Obama will be the first candidate of either party ever to turn down public money for the fall campaign. He's counting on his new, Internet-driven strategies for raising cash.

"We've won the Democratic nomination by relying on ordinary people coming together to achieve extraordinary things," he told supporters in a video Thursday.

That's true of Obama's 1.5 million donors today. But Fred Wertheimer, head of the watchdog group Democracy 21, says it didn't start out that way.

In 2007, when Sen. Obama was raising the money that was essential for him to become a serious candidate, "54 percent of his contributions came in contributions of a thousand dollars or more, and much of that money was raised by bundlers," he says

Bundlers are people who solicit friends and colleagues for checks that they bundle for delivery to the campaign. Wertheimer says Obama wouldn't be where he is without them.

"He has not created a parallel system of public financing," he says.

But Obama has created by far the largest system of small, voluntary donors that American politics has ever seen. It's changing the landscape for 2008 and beyond.

On Thursday, McCain immediately accused Obama of breaking his word. McCain's campaign said Obama had promised to negotiate with McCain so that they'd both take public money and limit spending by their national party committees.

Obama's people said McCain had played the primary public financing system to get a four-month head start and also unleashed independent groups to run attack ads against Obama.

Bradley Smith, a past chairman of the Federal Election Commission, says they're both putting a principled face on a stark reality.

"[Obama's] not taking the government money because he can raise a lot of private money and outspend John McCain.

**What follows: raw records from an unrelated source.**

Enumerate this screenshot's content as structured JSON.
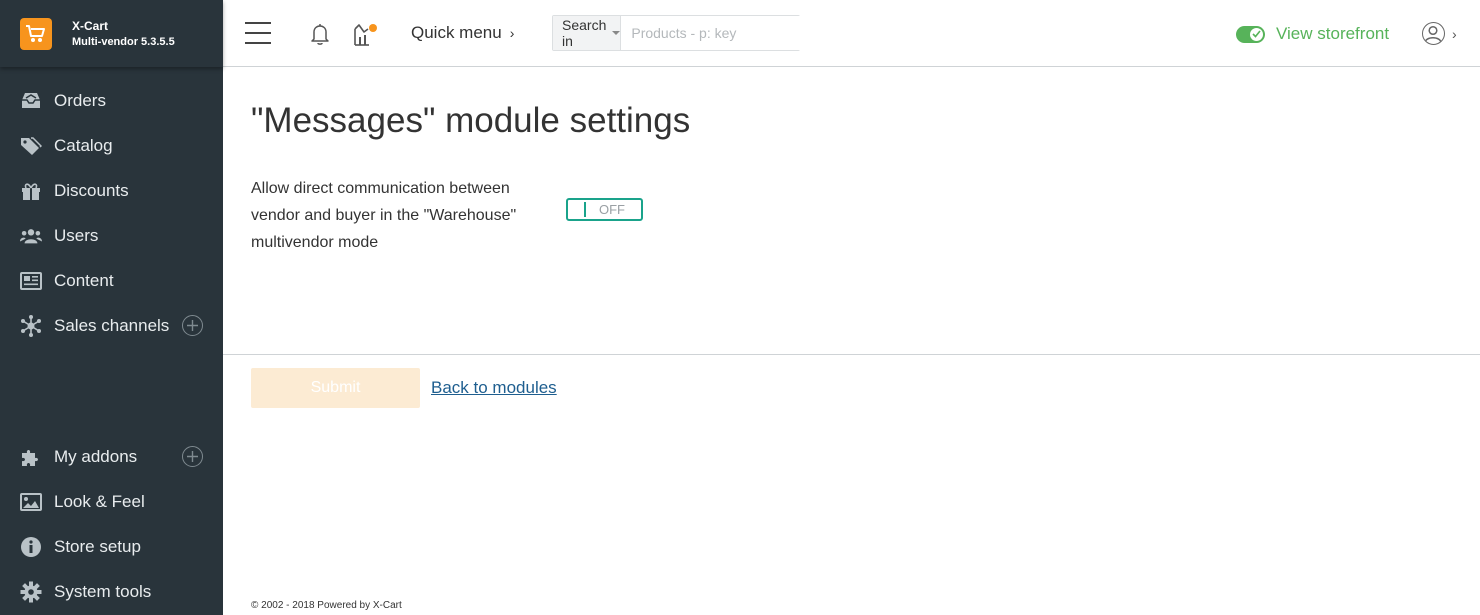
{
  "brand": {
    "name": "X-Cart",
    "version": "Multi-vendor 5.3.5.5"
  },
  "sidebar": {
    "items": [
      {
        "label": "Orders",
        "icon": "inbox-icon"
      },
      {
        "label": "Catalog",
        "icon": "tags-icon"
      },
      {
        "label": "Discounts",
        "icon": "gift-icon"
      },
      {
        "label": "Users",
        "icon": "users-icon"
      },
      {
        "label": "Content",
        "icon": "newspaper-icon"
      },
      {
        "label": "Sales channels",
        "icon": "network-icon",
        "expandable": true
      }
    ],
    "bottom_items": [
      {
        "label": "My addons",
        "icon": "puzzle-icon",
        "expandable": true
      },
      {
        "label": "Look & Feel",
        "icon": "image-icon"
      },
      {
        "label": "Store setup",
        "icon": "info-icon"
      },
      {
        "label": "System tools",
        "icon": "gear-icon"
      }
    ]
  },
  "header": {
    "quick_menu_label": "Quick menu",
    "search": {
      "scope_label": "Search in",
      "placeholder": "Products - p: key",
      "value": ""
    },
    "storefront_label": "View storefront",
    "storefront_on": true
  },
  "main": {
    "title": "\"Messages\" module settings",
    "setting": {
      "label": "Allow direct communication between vendor and buyer in the \"Warehouse\" multivendor mode",
      "toggle_state": "OFF"
    },
    "submit_label": "Submit",
    "back_link_label": "Back to modules"
  },
  "footer": {
    "text": "© 2002 - 2018 Powered by X-Cart"
  },
  "colors": {
    "sidebar_bg": "#29343b",
    "brand_orange": "#f7941d",
    "accent_green": "#57b35a",
    "toggle_teal": "#1aa38b",
    "link_blue": "#1e5e8f",
    "submit_disabled": "#fcebd3"
  }
}
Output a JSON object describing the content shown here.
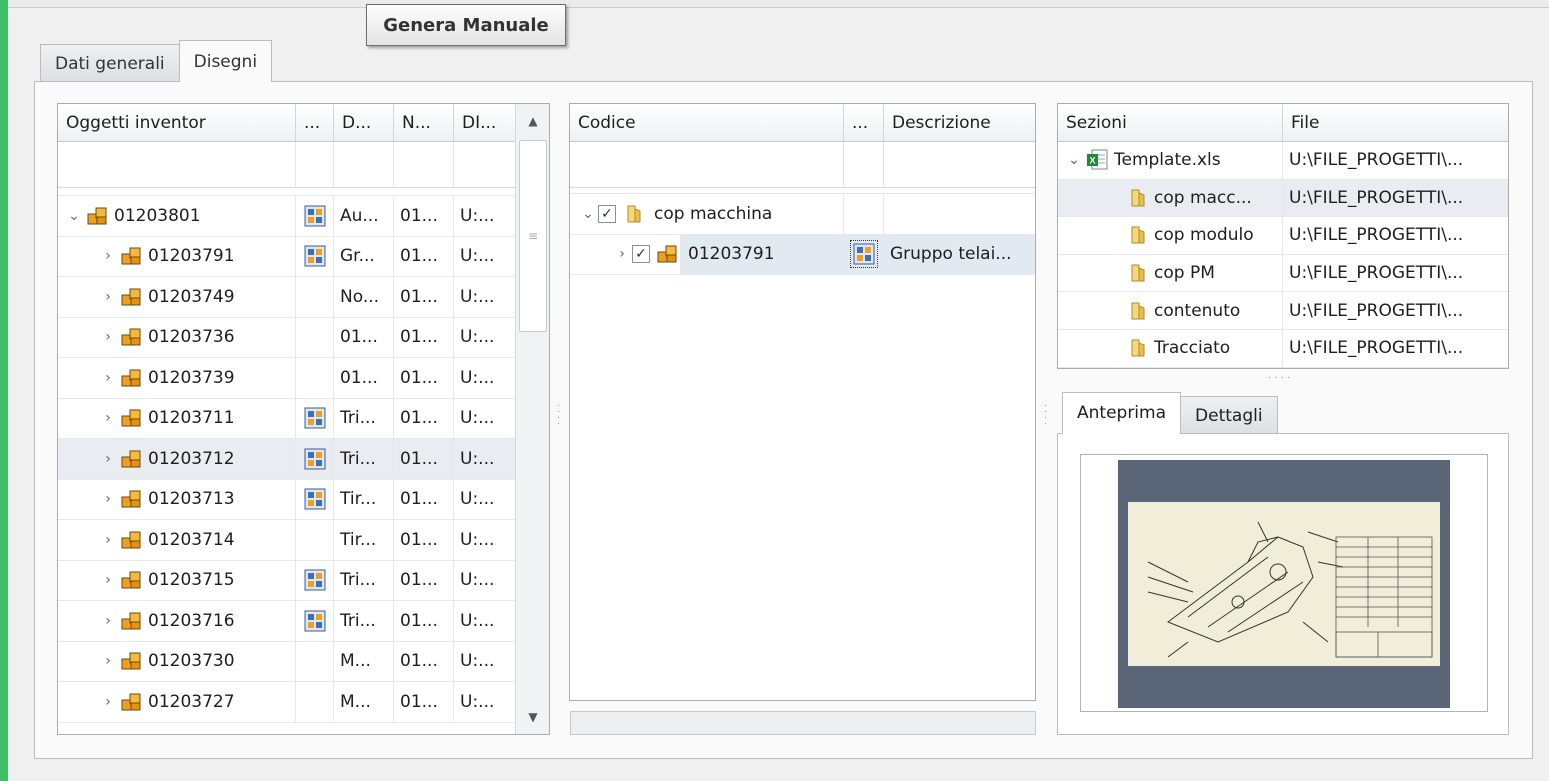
{
  "tooltip": "Genera Manuale",
  "tabs": [
    {
      "label": "Dati generali",
      "active": false
    },
    {
      "label": "Disegni",
      "active": true
    }
  ],
  "inventor_grid": {
    "columns": [
      "Oggetti inventor",
      "...",
      "D...",
      "N...",
      "DI..."
    ],
    "rows": [
      {
        "code": "01203801",
        "expander": "⌄",
        "has_drawing": true,
        "d": "Au...",
        "n": "01...",
        "di": "U:...",
        "indent": 0,
        "selected": false
      },
      {
        "code": "01203791",
        "expander": "›",
        "has_drawing": true,
        "d": "Gr...",
        "n": "01...",
        "di": "U:...",
        "indent": 1,
        "selected": false
      },
      {
        "code": "01203749",
        "expander": "›",
        "has_drawing": false,
        "d": "No...",
        "n": "01...",
        "di": "U:...",
        "indent": 1,
        "selected": false
      },
      {
        "code": "01203736",
        "expander": "›",
        "has_drawing": false,
        "d": "01...",
        "n": "01...",
        "di": "U:...",
        "indent": 1,
        "selected": false
      },
      {
        "code": "01203739",
        "expander": "›",
        "has_drawing": false,
        "d": "01...",
        "n": "01...",
        "di": "U:...",
        "indent": 1,
        "selected": false
      },
      {
        "code": "01203711",
        "expander": "›",
        "has_drawing": true,
        "d": "Tri...",
        "n": "01...",
        "di": "U:...",
        "indent": 1,
        "selected": false
      },
      {
        "code": "01203712",
        "expander": "›",
        "has_drawing": true,
        "d": "Tri...",
        "n": "01...",
        "di": "U:...",
        "indent": 1,
        "selected": true
      },
      {
        "code": "01203713",
        "expander": "›",
        "has_drawing": true,
        "d": "Tir...",
        "n": "01...",
        "di": "U:...",
        "indent": 1,
        "selected": false
      },
      {
        "code": "01203714",
        "expander": "›",
        "has_drawing": false,
        "d": "Tir...",
        "n": "01...",
        "di": "U:...",
        "indent": 1,
        "selected": false
      },
      {
        "code": "01203715",
        "expander": "›",
        "has_drawing": true,
        "d": "Tri...",
        "n": "01...",
        "di": "U:...",
        "indent": 1,
        "selected": false
      },
      {
        "code": "01203716",
        "expander": "›",
        "has_drawing": true,
        "d": "Tri...",
        "n": "01...",
        "di": "U:...",
        "indent": 1,
        "selected": false
      },
      {
        "code": "01203730",
        "expander": "›",
        "has_drawing": false,
        "d": "M...",
        "n": "01...",
        "di": "U:...",
        "indent": 1,
        "selected": false
      },
      {
        "code": "01203727",
        "expander": "›",
        "has_drawing": false,
        "d": "M...",
        "n": "01...",
        "di": "U:...",
        "indent": 1,
        "selected": false
      }
    ]
  },
  "codice_grid": {
    "columns": [
      "Codice",
      "...",
      "Descrizione"
    ],
    "rows": [
      {
        "label": "cop macchina",
        "expander": "⌄",
        "checked": true,
        "icon": "folder-icon",
        "description": "",
        "indent": 0,
        "selected": false
      },
      {
        "label": "01203791",
        "expander": "›",
        "checked": true,
        "icon": "assembly-icon",
        "description": "Gruppo telai...",
        "indent": 1,
        "selected": true
      }
    ]
  },
  "sezioni_grid": {
    "columns": [
      "Sezioni",
      "File"
    ],
    "rows": [
      {
        "label": "Template.xls",
        "file": "U:\\FILE_PROGETTI\\...",
        "expander": "⌄",
        "icon": "excel-icon",
        "indent": 0,
        "selected": false
      },
      {
        "label": "cop macc...",
        "file": "U:\\FILE_PROGETTI\\...",
        "expander": "",
        "icon": "folder-icon",
        "indent": 1,
        "selected": true
      },
      {
        "label": "cop modulo",
        "file": "U:\\FILE_PROGETTI\\...",
        "expander": "",
        "icon": "folder-icon",
        "indent": 1,
        "selected": false
      },
      {
        "label": "cop PM",
        "file": "U:\\FILE_PROGETTI\\...",
        "expander": "",
        "icon": "folder-icon",
        "indent": 1,
        "selected": false
      },
      {
        "label": "contenuto",
        "file": "U:\\FILE_PROGETTI\\...",
        "expander": "",
        "icon": "folder-icon",
        "indent": 1,
        "selected": false
      },
      {
        "label": "Tracciato",
        "file": "U:\\FILE_PROGETTI\\...",
        "expander": "",
        "icon": "folder-icon",
        "indent": 1,
        "selected": false
      }
    ]
  },
  "preview_tabs": [
    {
      "label": "Anteprima",
      "active": true
    },
    {
      "label": "Dettagli",
      "active": false
    }
  ],
  "icons": {
    "assembly": "assembly-icon",
    "drawing": "drawing-icon",
    "folder": "folder-icon",
    "excel": "excel-icon",
    "scroll_up": "scroll-up-icon",
    "scroll_down": "scroll-down-icon"
  },
  "colors": {
    "accent_green": "#3fbf6a",
    "selection": "#e9edf1",
    "assembly_orange": "#f0a020",
    "preview_bg": "#5a6577"
  }
}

And anything else he says is just political claptrap," Smith says. "I don't blame him for that any more than I blame John McCain. Same thing. John McCain is taking the government money because it is the best deal for him to compete in this election."

Whoever wins in November, advocates of public financing say they'll lobby Congress next year to fix the system. And both candidates do have legislative records in support of public financing.

But Smith is skeptical.

"There will be no clamor whatsoever from the American people to have more of their tax dollars spent on political campaigns," he says.

Smith and others also ask whether public financing is still relevant. They point to Obama's armies of small donors and to the independent groups that are increasingly aggressive in campaigns.

One example from this week: MoveOn.org and the public employees union AFSCME put up an anti-McCain ad featuring a young mother holding up her baby and saying: "John McCain, when you say you would stay in Iraq for 100 years, were you counting on Alex? Because if you were, you can't have him."

A week's worth of airtime cost $543,000.

Nothing in the public financing law would help either McCain or Obama counter ads like that.